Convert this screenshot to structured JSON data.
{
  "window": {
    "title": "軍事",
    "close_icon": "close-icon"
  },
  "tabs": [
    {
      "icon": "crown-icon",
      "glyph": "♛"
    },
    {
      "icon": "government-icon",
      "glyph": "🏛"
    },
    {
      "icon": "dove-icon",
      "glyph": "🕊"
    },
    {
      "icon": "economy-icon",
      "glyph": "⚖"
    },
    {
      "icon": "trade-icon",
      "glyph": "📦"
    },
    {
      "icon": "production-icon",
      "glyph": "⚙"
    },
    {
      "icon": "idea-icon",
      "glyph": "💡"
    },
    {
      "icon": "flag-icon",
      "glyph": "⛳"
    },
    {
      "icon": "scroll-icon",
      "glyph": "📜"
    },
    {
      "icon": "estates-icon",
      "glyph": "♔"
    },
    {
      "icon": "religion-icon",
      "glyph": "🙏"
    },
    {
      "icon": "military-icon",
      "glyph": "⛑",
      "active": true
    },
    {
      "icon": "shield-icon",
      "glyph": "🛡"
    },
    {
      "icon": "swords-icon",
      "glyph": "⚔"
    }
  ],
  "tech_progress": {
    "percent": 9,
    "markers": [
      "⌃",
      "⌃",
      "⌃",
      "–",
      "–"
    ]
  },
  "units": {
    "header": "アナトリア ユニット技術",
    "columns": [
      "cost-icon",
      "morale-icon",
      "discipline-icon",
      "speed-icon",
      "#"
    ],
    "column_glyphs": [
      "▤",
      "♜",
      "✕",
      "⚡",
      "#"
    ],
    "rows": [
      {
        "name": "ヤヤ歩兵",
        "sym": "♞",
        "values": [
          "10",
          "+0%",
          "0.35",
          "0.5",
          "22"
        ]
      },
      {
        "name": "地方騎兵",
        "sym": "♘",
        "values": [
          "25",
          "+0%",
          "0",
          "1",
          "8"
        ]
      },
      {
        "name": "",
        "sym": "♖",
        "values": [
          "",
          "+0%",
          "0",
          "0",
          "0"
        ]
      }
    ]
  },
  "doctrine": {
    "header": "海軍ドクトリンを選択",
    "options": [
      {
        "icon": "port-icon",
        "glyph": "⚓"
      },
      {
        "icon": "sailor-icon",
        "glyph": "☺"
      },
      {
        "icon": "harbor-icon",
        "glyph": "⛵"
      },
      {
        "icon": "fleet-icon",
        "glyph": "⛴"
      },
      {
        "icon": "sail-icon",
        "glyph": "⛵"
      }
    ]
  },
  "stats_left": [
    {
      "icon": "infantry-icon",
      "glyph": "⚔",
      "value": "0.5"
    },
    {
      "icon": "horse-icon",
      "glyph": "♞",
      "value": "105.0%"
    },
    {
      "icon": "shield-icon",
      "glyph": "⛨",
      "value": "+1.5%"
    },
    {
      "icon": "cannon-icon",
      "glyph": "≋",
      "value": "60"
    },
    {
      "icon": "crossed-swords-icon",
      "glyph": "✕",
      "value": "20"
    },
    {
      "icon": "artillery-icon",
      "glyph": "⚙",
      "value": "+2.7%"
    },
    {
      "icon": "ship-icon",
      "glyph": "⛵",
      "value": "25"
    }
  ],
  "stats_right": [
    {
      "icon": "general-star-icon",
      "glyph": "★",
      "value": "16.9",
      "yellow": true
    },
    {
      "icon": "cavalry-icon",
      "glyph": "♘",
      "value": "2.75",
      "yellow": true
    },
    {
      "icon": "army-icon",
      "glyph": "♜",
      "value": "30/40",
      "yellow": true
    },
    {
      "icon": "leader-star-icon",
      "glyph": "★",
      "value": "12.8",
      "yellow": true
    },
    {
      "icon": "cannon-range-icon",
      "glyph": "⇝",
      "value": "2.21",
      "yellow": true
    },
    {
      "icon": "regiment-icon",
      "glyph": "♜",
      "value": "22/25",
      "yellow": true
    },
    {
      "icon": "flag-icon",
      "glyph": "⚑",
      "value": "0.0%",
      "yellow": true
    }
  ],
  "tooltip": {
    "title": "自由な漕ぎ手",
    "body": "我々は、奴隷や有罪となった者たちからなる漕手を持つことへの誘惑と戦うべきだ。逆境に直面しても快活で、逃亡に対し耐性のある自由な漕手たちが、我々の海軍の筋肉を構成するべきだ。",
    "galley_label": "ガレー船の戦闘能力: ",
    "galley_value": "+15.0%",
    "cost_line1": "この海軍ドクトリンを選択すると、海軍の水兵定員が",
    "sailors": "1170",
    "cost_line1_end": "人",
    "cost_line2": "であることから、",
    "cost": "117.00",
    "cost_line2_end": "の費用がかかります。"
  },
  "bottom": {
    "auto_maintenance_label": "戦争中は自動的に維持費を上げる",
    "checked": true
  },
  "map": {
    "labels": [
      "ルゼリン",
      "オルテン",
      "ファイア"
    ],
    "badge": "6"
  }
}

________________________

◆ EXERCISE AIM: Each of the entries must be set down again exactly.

◆ ANSWER TO THIS EXERCISE:
Convert this screenshot to structured JSON data.
{
  "window": {
    "title": "軍事",
    "close_icon": "close-icon"
  },
  "tabs": [
    {
      "icon": "crown-icon",
      "glyph": "♛"
    },
    {
      "icon": "government-icon",
      "glyph": "🏛"
    },
    {
      "icon": "dove-icon",
      "glyph": "🕊"
    },
    {
      "icon": "economy-icon",
      "glyph": "⚖"
    },
    {
      "icon": "trade-icon",
      "glyph": "📦"
    },
    {
      "icon": "production-icon",
      "glyph": "⚙"
    },
    {
      "icon": "idea-icon",
      "glyph": "💡"
    },
    {
      "icon": "flag-icon",
      "glyph": "⛳"
    },
    {
      "icon": "scroll-icon",
      "glyph": "📜"
    },
    {
      "icon": "estates-icon",
      "glyph": "♔"
    },
    {
      "icon": "religion-icon",
      "glyph": "🙏"
    },
    {
      "icon": "military-icon",
      "glyph": "⛑",
      "active": true
    },
    {
      "icon": "shield-icon",
      "glyph": "🛡"
    },
    {
      "icon": "swords-icon",
      "glyph": "⚔"
    }
  ],
  "tech_progress": {
    "percent": 9,
    "markers": [
      "⌃",
      "⌃",
      "⌃",
      "–",
      "–"
    ]
  },
  "units": {
    "header": "アナトリア ユニット技術",
    "columns": [
      "cost-icon",
      "morale-icon",
      "discipline-icon",
      "speed-icon",
      "#"
    ],
    "column_glyphs": [
      "▤",
      "♜",
      "✕",
      "⚡",
      "#"
    ],
    "rows": [
      {
        "name": "ヤヤ歩兵",
        "sym": "♞",
        "values": [
          "10",
          "+0%",
          "0.35",
          "0.5",
          "22"
        ]
      },
      {
        "name": "地方騎兵",
        "sym": "♘",
        "values": [
          "25",
          "+0%",
          "0",
          "1",
          "8"
        ]
      },
      {
        "name": "",
        "sym": "♖",
        "values": [
          "",
          "+0%",
          "0",
          "0",
          "0"
        ]
      }
    ]
  },
  "doctrine": {
    "header": "海軍ドクトリンを選択",
    "options": [
      {
        "icon": "port-icon",
        "glyph": "⚓"
      },
      {
        "icon": "sailor-icon",
        "glyph": "☺"
      },
      {
        "icon": "harbor-icon",
        "glyph": "⛵"
      },
      {
        "icon": "fleet-icon",
        "glyph": "⛴"
      },
      {
        "icon": "sail-icon",
        "glyph": "⛵"
      }
    ]
  },
  "stats_left": [
    {
      "icon": "infantry-icon",
      "glyph": "⚔",
      "value": "0.5"
    },
    {
      "icon": "horse-icon",
      "glyph": "♞",
      "value": "105.0%"
    },
    {
      "icon": "shield-icon",
      "glyph": "⛨",
      "value": "+1.5%"
    },
    {
      "icon": "cannon-icon",
      "glyph": "≋",
      "value": "60"
    },
    {
      "icon": "crossed-swords-icon",
      "glyph": "✕",
      "value": "20"
    },
    {
      "icon": "artillery-icon",
      "glyph": "⚙",
      "value": "+2.7%"
    },
    {
      "icon": "ship-icon",
      "glyph": "⛵",
      "value": "25"
    }
  ],
  "stats_right": [
    {
      "icon": "general-star-icon",
      "glyph": "★",
      "value": "16.9",
      "yellow": true
    },
    {
      "icon": "cavalry-icon",
      "glyph": "♘",
      "value": "2.75",
      "yellow": true
    },
    {
      "icon": "army-icon",
      "glyph": "♜",
      "value": "30/40",
      "yellow": true
    },
    {
      "icon": "leader-star-icon",
      "glyph": "★",
      "value": "12.8",
      "yellow": true
    },
    {
      "icon": "cannon-range-icon",
      "glyph": "⇝",
      "value": "2.21",
      "yellow": true
    },
    {
      "icon": "regiment-icon",
      "glyph": "♜",
      "value": "22/25",
      "yellow": true
    },
    {
      "icon": "flag-icon",
      "glyph": "⚑",
      "value": "0.0%",
      "yellow": true
    }
  ],
  "tooltip": {
    "title": "自由な漕ぎ手",
    "body": "我々は、奴隷や有罪となった者たちからなる漕手を持つことへの誘惑と戦うべきだ。逆境に直面しても快活で、逃亡に対し耐性のある自由な漕手たちが、我々の海軍の筋肉を構成するべきだ。",
    "galley_label": "ガレー船の戦闘能力: ",
    "galley_value": "+15.0%",
    "cost_line1": "この海軍ドクトリンを選択すると、海軍の水兵定員が",
    "sailors": "1170",
    "cost_line1_end": "人",
    "cost_line2": "であることから、",
    "cost": "117.00",
    "cost_line2_end": "の費用がかかります。"
  },
  "bottom": {
    "auto_maintenance_label": "戦争中は自動的に維持費を上げる",
    "checked": true
  },
  "map": {
    "labels": [
      "ルゼリン",
      "オルテン",
      "ファイア"
    ],
    "badge": "6"
  }
}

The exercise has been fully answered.